**What you should do:** Search the records below for the string "background" and copy each line where it turns up.

[Records from a data source]
• • • • • • •

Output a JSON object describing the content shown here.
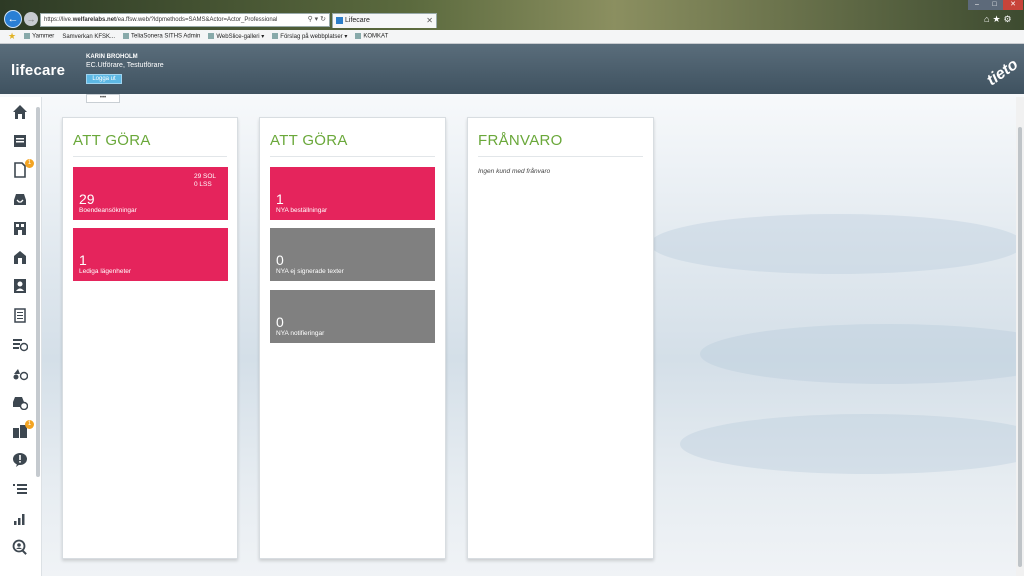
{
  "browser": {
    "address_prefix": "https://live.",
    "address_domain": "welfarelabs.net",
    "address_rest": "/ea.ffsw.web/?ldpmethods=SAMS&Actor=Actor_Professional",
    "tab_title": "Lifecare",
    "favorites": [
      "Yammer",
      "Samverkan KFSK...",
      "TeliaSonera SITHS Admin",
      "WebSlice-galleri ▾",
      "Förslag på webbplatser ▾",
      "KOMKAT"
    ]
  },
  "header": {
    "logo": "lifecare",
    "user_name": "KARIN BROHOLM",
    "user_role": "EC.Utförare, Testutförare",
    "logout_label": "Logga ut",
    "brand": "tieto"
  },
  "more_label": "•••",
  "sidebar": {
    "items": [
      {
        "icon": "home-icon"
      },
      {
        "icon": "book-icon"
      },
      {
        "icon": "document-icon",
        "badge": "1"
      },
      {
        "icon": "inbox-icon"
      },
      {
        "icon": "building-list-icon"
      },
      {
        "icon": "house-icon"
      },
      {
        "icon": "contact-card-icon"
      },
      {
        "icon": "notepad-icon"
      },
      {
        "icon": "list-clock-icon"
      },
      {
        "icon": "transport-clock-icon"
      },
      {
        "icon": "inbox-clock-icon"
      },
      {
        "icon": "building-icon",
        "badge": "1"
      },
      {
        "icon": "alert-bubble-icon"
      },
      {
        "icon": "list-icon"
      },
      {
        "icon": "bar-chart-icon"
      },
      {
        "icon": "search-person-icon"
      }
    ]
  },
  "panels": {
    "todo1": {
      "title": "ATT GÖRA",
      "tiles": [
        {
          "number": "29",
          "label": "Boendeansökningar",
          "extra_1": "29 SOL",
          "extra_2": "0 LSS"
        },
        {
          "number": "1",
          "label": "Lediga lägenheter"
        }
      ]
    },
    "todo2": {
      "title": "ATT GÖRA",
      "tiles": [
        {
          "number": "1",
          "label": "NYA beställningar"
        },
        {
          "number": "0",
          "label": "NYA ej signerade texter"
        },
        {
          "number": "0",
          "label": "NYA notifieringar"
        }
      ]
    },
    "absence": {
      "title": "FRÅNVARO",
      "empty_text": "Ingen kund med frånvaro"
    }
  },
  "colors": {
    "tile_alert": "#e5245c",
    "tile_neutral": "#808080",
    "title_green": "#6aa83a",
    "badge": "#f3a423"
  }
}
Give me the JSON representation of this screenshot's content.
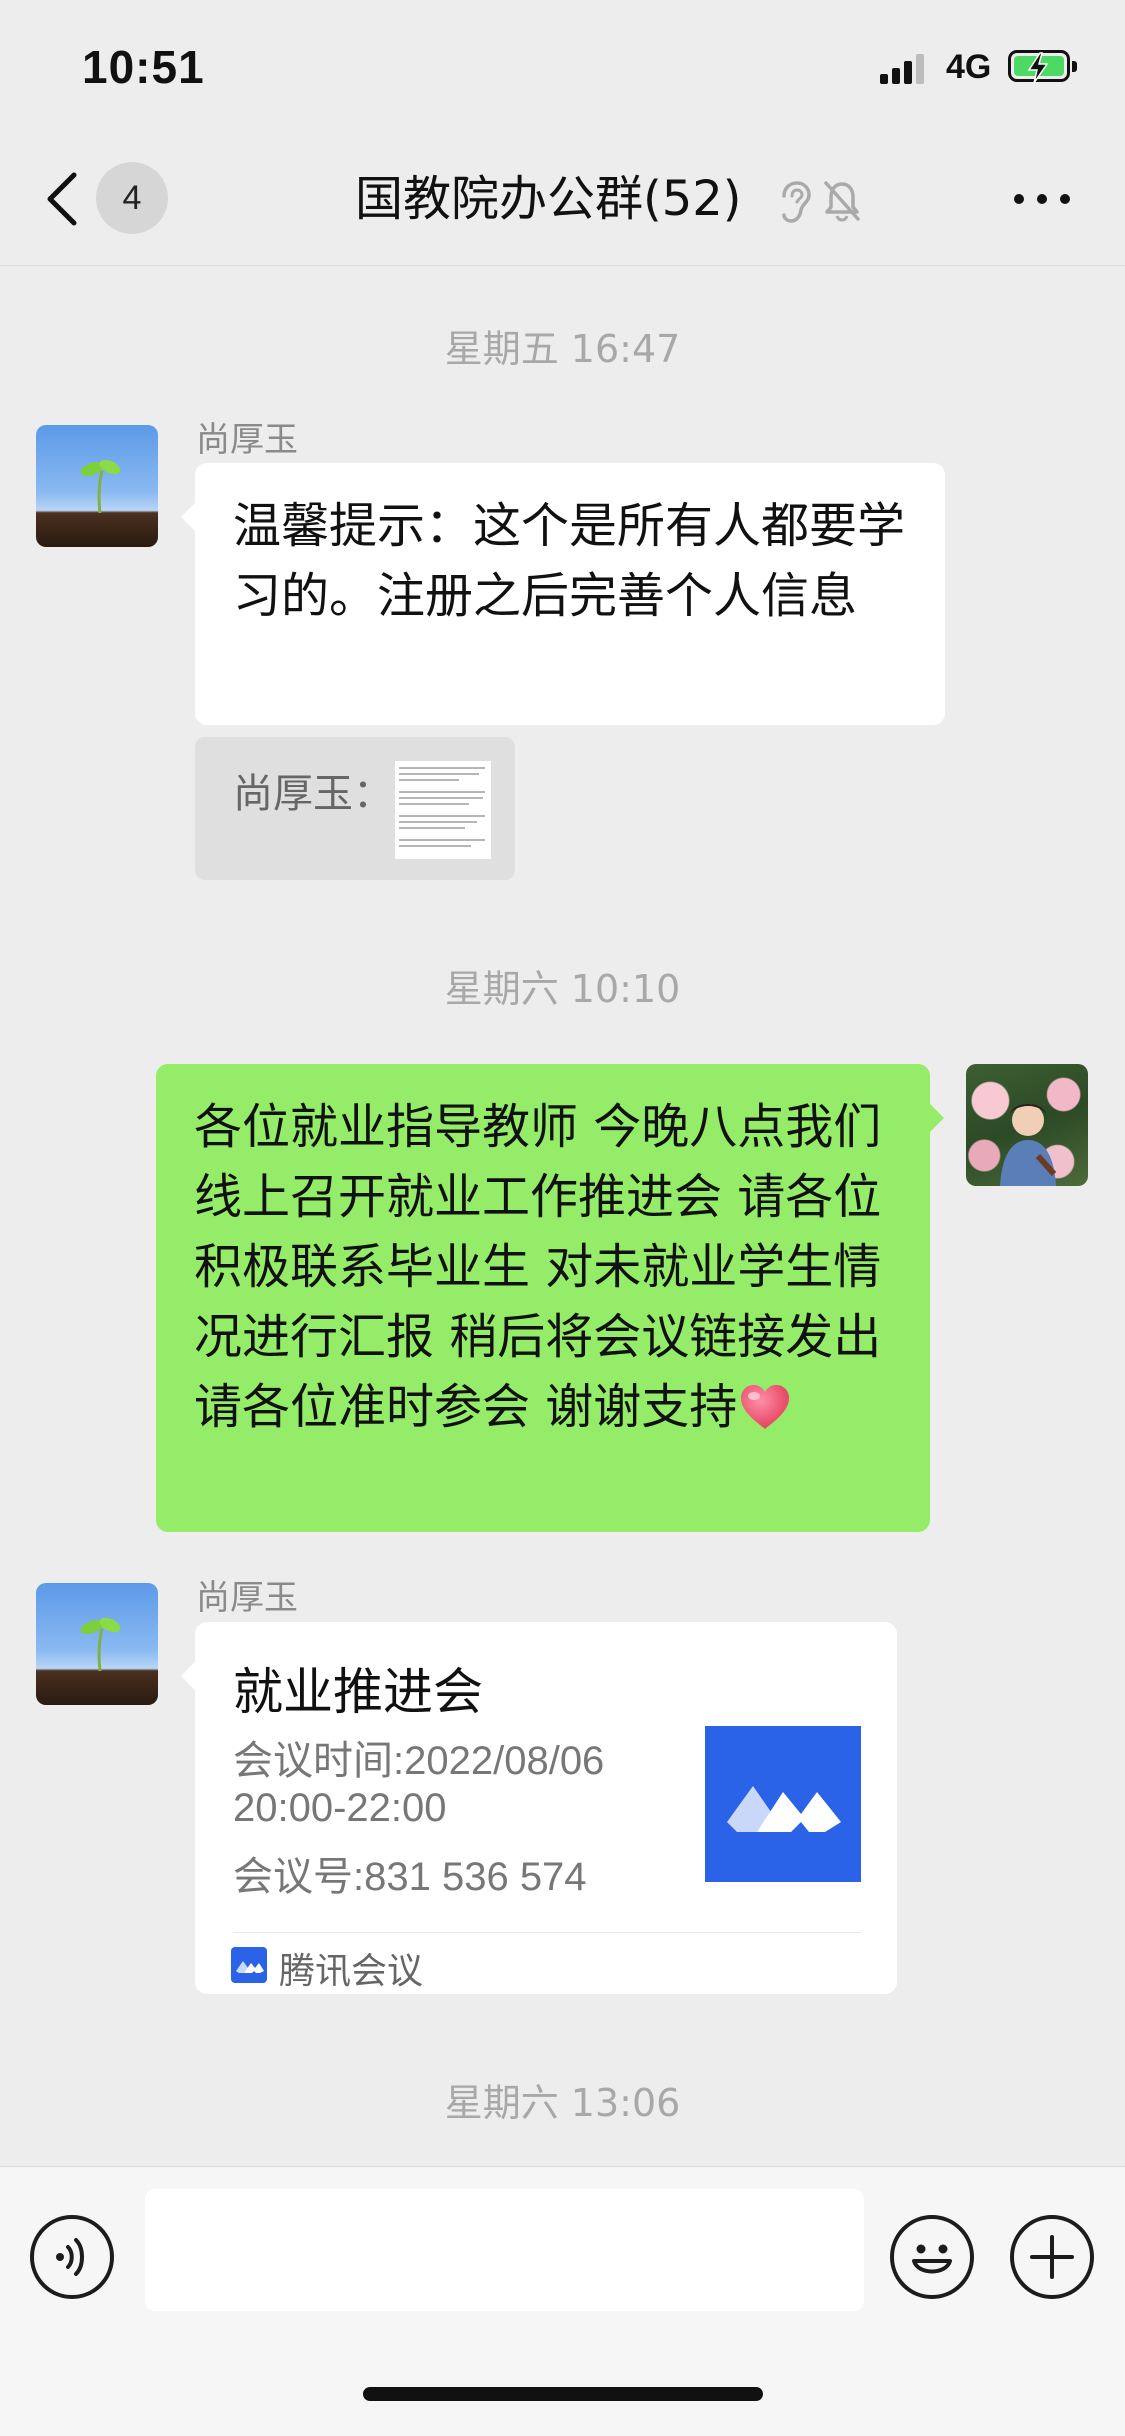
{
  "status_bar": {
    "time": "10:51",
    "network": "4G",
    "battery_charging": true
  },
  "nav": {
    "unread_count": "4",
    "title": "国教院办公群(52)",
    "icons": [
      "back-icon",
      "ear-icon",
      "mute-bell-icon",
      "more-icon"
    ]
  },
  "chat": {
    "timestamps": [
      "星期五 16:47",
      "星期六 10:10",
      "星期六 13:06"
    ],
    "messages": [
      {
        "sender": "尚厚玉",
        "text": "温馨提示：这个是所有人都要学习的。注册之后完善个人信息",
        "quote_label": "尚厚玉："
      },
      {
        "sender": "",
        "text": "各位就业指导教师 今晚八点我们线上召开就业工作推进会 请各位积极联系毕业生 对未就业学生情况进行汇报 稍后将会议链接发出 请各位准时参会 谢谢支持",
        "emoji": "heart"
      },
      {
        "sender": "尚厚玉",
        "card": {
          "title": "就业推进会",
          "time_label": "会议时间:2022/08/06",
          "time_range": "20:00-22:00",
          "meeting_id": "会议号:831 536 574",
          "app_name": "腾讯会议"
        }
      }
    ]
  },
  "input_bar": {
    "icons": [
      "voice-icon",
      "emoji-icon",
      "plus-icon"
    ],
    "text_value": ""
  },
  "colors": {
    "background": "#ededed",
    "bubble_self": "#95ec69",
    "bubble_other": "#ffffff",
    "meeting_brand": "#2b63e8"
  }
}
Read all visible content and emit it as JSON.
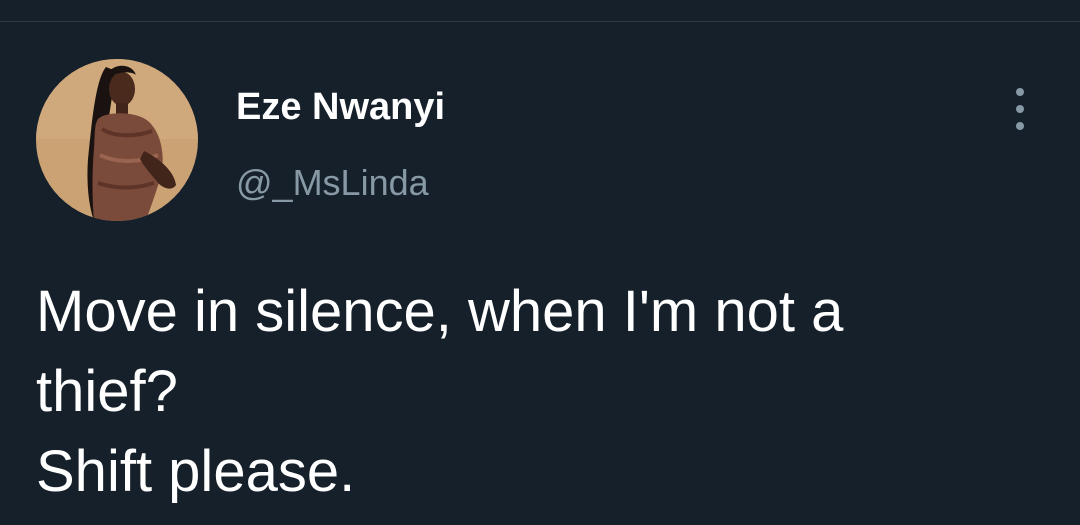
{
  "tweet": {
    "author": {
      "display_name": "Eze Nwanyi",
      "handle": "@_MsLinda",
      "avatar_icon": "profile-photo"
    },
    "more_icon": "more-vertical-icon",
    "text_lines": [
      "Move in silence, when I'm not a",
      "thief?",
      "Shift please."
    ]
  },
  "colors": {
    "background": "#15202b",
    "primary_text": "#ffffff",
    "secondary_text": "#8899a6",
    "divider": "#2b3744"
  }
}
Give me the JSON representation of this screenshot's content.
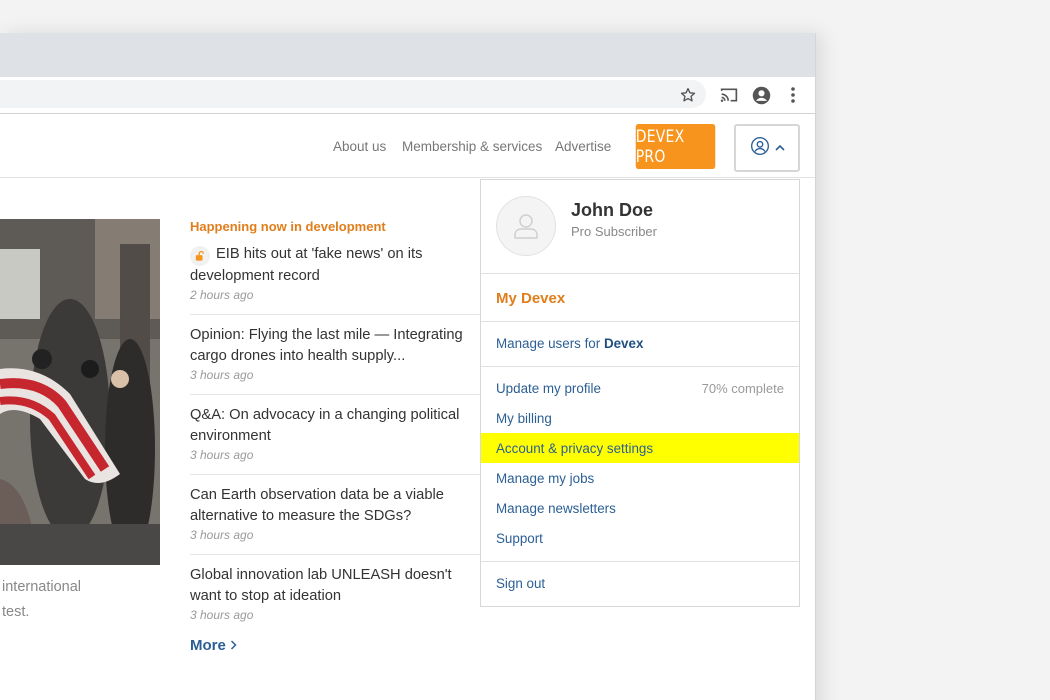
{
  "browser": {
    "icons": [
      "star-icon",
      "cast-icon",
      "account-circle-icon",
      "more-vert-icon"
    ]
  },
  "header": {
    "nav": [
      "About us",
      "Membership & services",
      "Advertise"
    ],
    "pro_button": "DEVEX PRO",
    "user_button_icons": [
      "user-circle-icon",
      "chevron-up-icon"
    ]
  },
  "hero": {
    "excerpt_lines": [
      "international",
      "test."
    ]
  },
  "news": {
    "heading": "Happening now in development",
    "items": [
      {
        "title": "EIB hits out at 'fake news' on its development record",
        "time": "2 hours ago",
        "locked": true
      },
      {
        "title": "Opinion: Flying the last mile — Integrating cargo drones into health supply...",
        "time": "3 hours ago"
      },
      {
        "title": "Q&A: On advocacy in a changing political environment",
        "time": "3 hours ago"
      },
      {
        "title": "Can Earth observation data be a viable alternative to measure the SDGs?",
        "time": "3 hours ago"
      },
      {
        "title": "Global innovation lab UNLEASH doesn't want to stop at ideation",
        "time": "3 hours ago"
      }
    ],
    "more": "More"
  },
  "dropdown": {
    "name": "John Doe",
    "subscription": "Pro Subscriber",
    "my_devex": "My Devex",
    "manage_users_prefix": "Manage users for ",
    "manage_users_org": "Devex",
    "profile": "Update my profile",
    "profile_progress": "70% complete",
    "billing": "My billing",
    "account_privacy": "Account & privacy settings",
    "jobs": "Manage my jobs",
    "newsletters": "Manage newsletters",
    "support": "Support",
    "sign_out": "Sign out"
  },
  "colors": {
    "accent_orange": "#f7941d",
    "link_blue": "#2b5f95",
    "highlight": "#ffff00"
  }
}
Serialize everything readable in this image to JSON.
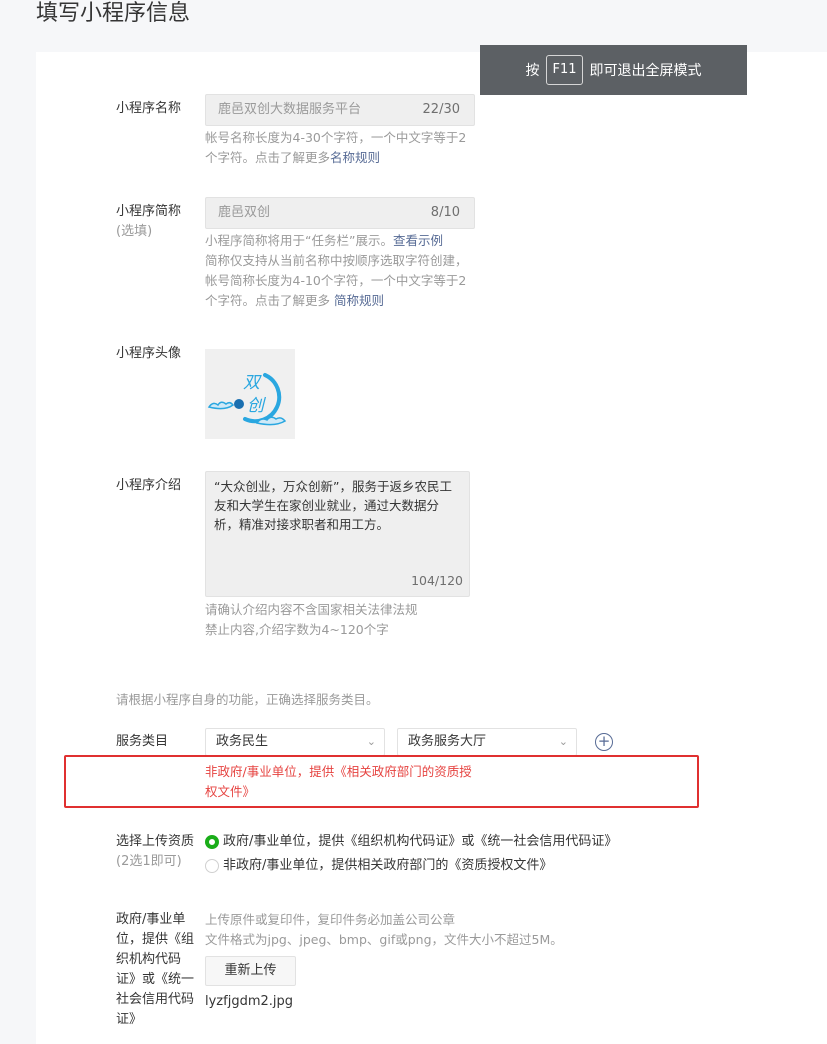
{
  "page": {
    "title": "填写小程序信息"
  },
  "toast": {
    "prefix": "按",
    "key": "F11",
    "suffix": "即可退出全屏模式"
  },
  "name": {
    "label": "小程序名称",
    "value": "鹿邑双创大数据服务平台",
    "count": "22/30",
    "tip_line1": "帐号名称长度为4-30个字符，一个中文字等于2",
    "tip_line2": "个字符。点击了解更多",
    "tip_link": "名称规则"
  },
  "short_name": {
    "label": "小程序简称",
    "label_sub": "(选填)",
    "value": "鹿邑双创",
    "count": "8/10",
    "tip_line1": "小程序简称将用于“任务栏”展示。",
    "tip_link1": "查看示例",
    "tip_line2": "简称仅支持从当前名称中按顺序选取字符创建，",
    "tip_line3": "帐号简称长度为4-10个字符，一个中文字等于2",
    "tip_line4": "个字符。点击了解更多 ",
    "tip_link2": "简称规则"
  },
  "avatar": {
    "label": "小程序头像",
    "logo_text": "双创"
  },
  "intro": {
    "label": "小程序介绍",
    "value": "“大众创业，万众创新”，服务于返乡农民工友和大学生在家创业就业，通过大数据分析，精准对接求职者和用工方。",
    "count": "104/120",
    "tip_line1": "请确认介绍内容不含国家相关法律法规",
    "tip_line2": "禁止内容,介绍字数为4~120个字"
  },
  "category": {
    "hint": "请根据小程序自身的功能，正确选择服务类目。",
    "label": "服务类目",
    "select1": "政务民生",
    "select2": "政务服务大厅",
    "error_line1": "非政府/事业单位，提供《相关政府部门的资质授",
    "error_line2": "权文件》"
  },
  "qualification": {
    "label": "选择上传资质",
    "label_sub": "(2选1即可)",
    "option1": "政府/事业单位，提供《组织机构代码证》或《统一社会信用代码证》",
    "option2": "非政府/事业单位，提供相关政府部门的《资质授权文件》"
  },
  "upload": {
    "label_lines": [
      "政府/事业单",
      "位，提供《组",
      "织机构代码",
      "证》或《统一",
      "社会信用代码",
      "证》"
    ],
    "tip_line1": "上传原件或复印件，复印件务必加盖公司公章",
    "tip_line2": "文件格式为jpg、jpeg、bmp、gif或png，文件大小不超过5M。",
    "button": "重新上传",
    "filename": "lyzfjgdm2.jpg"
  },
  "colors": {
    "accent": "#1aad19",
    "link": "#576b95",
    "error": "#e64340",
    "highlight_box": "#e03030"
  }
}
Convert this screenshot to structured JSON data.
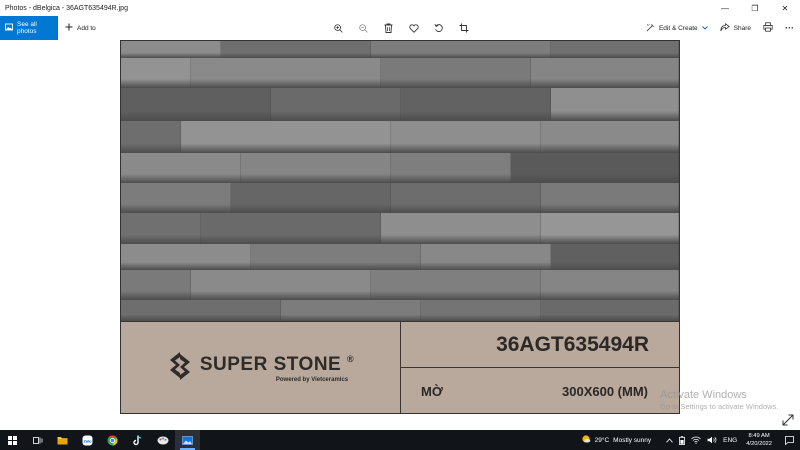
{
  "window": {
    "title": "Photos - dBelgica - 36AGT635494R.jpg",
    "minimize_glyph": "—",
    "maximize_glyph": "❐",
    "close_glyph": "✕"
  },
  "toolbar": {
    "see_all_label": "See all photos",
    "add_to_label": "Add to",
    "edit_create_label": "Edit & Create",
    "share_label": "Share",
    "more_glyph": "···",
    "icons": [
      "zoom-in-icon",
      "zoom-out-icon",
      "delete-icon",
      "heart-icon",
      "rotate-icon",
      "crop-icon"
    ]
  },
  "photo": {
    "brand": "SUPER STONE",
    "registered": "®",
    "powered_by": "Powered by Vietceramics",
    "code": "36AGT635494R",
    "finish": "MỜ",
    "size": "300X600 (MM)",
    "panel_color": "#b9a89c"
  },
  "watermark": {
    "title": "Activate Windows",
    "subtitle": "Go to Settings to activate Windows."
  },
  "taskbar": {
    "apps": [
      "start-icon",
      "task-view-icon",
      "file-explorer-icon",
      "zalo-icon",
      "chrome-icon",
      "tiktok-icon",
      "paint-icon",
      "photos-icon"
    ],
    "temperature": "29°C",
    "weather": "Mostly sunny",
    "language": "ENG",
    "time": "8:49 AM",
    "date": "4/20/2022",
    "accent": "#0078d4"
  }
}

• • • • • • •

**Result for this exercise:**
    "background": "#ededed",
    "background": "#15202b",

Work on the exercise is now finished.